TUF aims to combat this says co-organizer Sharlese Metcalf, host of KEXP’s Audioasis and TUF member, by becoming an open and active learning environment for its members. “I can say, ‘Hey, Kayla, who is Aos in [art collective] Secondnature, I want to learn Ableton,’ and we can talk. Or I can say, ‘Hey, DJ Explorateur, I want to learn more about ambient music,’ and I can take a look at her records.”
Workshops at TUF FEST seek to break down the high barriers to playing electronic music, like access to expensive equipment and lack of opportunity to learn, says co-organizer Corsano-Leopizzi. They include a live audio and PA set up class with youth production educators Seattle Sound Girls, and a synth petting zoo and intro to modular synths with Patchwerks cofounder Cindy Desmarais.
For Corsano-Leopizzi, TUF FEST has been a “dream opportunity” to help plan an all-female electronic festival, after having spent more hours than she can count trying to convince bookers that female driven shows will have as much draw as male ones.
“Number one,” she says, “get a female or female-identified talent buyer or booking agent at your club, festival, or venue. I’ve noticed it really makes a difference.”
Emma Burgess-Olson of UMFANG, who hosts a techno-feminism night at Brooklyn club Bossa Nova, and is scheduled to play at the after-hours party TUF FEST ’Til Dawn with Lena Wilkens), agrees. “If everyone booking for the festivals and clubs is a white man, it’s skewed,” she says. “You just have to have a diverse array of people in the power structure to really elicit a lot of change.”
That’s why Olson formed Discwoman, along with curator/booker Frankie Hutchinson and Christine Tran, in 2014. Discwoman began as an all female DJ collective in Brooklyn and grew into a full-fledged booking agency and roster representing female identified, trans, and genderqueer talent in electronic music.
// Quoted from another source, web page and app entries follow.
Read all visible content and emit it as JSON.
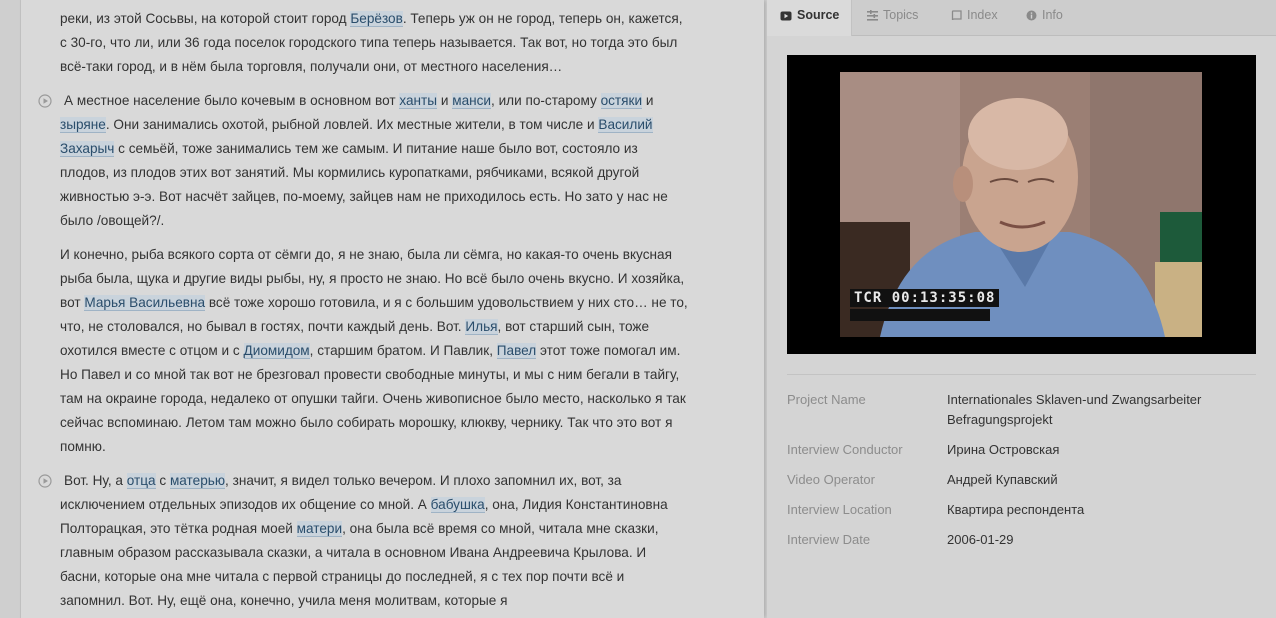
{
  "transcript": {
    "p1": [
      {
        "t": "реки, из этой Сосьвы, на которой стоит город "
      },
      {
        "t": "Берёзов",
        "tag": true
      },
      {
        "t": ". Теперь уж он не город, теперь он, кажется, с 30-го, что ли, или 36 года поселок городского типа теперь называется. Так вот, но тогда это был всё-таки город, и в нём была торговля, получали они, от местного населения…"
      }
    ],
    "p2": [
      {
        "t": "А местное население было кочевым в основном вот "
      },
      {
        "t": "ханты",
        "tag": true
      },
      {
        "t": " и "
      },
      {
        "t": "манси",
        "tag": true
      },
      {
        "t": ", или по-старому "
      },
      {
        "t": "остяки",
        "tag": true
      },
      {
        "t": " и "
      },
      {
        "t": "зыряне",
        "tag": true
      },
      {
        "t": ". Они занимались охотой, рыбной ловлей. Их местные жители, в том числе и "
      },
      {
        "t": "Василий Захарыч",
        "tag": true
      },
      {
        "t": " с семьёй, тоже занимались тем же самым. И питание наше было вот, состояло из плодов, из плодов этих вот занятий. Мы кормились куропатками, рябчиками, всякой другой живностью э-э. Вот насчёт зайцев, по-моему, зайцев нам не приходилось есть. Но зато у нас не было /овощей?/."
      }
    ],
    "p3": [
      {
        "t": "И конечно, рыба всякого сорта от сёмги до, я не знаю, была ли сёмга, но какая-то очень вкусная рыба была, щука и другие виды рыбы, ну, я просто не знаю. Но всё было очень вкусно. И хозяйка, вот "
      },
      {
        "t": "Марья Васильевна",
        "tag": true
      },
      {
        "t": " всё тоже хорошо готовила, и я с большим удовольствием у них сто… не то, что, не столовался, но бывал в гостях, почти каждый день. Вот. "
      },
      {
        "t": "Илья",
        "tag": true
      },
      {
        "t": ", вот старший сын, тоже охотился вместе с отцом и с "
      },
      {
        "t": "Диомидом",
        "tag": true
      },
      {
        "t": ", старшим братом. И Павлик, "
      },
      {
        "t": "Павел",
        "tag": true
      },
      {
        "t": " этот тоже помогал им. Но Павел и со мной так вот не брезговал провести свободные минуты, и мы с ним бегали в тайгу, там на окраине города, недалеко от опушки тайги. Очень живописное было место, насколько я так сейчас вспоминаю. Летом там можно было собирать морошку, клюкву, чернику. Так что это вот я помню."
      }
    ],
    "p4": [
      {
        "t": "Вот. Ну, а "
      },
      {
        "t": "отца",
        "tag": true
      },
      {
        "t": " с "
      },
      {
        "t": "матерью",
        "tag": true
      },
      {
        "t": ", значит, я видел только вечером. И плохо запомнил их, вот, за исключением отдельных эпизодов их общение со мной. А "
      },
      {
        "t": "бабушка",
        "tag": true
      },
      {
        "t": ", она, Лидия Константиновна Полторацкая, это тётка родная моей "
      },
      {
        "t": "матери",
        "tag": true
      },
      {
        "t": ", она была всё время со мной, читала мне сказки, главным образом рассказывала сказки, а читала в основном Ивана Андреевича Крылова. И басни, которые она мне читала с первой страницы до последней, я с тех пор почти всё и запомнил. Вот. Ну, ещё она, конечно, учила меня молитвам, которые я"
      }
    ]
  },
  "tabs": {
    "source": "Source",
    "topics": "Topics",
    "index": "Index",
    "info": "Info"
  },
  "video": {
    "timecode": "TCR 00:13:35:08"
  },
  "metadata": {
    "project_name_label": "Project Name",
    "project_name_value": "Internationales Sklaven-und Zwangsarbeiter Befragungsprojekt",
    "conductor_label": "Interview Conductor",
    "conductor_value": "Ирина Островская",
    "operator_label": "Video Operator",
    "operator_value": "Андрей Купавский",
    "location_label": "Interview Location",
    "location_value": "Квартира респондента",
    "date_label": "Interview Date",
    "date_value": "2006-01-29"
  },
  "colors": {
    "tag_background": "#c9d3dc",
    "tag_text": "#2a4d6b"
  },
  "icons": {
    "source": "video-icon",
    "topics": "topics-icon",
    "index": "book-icon",
    "info": "info-icon",
    "segment": "play-circle-icon"
  }
}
Olson says Discwoman and networks of other collectives like Women’s Beat League in Portland and Intersessions in Toronto have flourished into a movement, reminding their male counterparts “that we are part of the underground, we go to all these techno parties because we love it, too. And we’re here and we’re going to call you out. And the same if you’re a booker. We’ve held this industry accountable, and there’s no more fucking around.”
Bailey Skye, a 21-year-old artist who performs as Nightspace—a self-described “reclamation of punk in a way that doesn’t have to be punk music”—will be a featured member-performer at TUF FEST, though as recently as a couple of months ago, Skye was having reservations about joining the collective.
“I thought, ‘Well, this seems like a very female-centric group, so I don’t really know if I fit in here,’” Skye said. “But I don’t know if I fit in anywhere else. Being a mixed, nonbinary person, I kind of felt like there was nowhere for me.”
After conversations with members, they decided to join, and now feel at home in a collective that has embraced being intersectional.
Lately Skye’s been trying to book queer, female, and POC-led electronic nights every month. Their show at Kremwerk on May 19, also featuring DoNormaal, Lilac, and Hoop, brought in a significant audience (as did their performance to a sweaty, exuberant crowd at Indian Summer during Pride weekend)—so much so that they were asked back to curate a possible series of bimonthly events there.
Skye says they used to have to play a game of ‘sneaking in’ POC and queer artists to show lineups headlined by “white dude acts with credibility,” who were reluctant to “have queer people or POC on the same bills because they thought we would water them down.”
But now, Skye says, “It’s actually the opposite. What we’re doing is important and what you’re doing has already been done. And everything we’re doing is really new, and people give a shit, and you think that we need you, but you need us now. It’s flipping. Now we can fill a room ourselves.”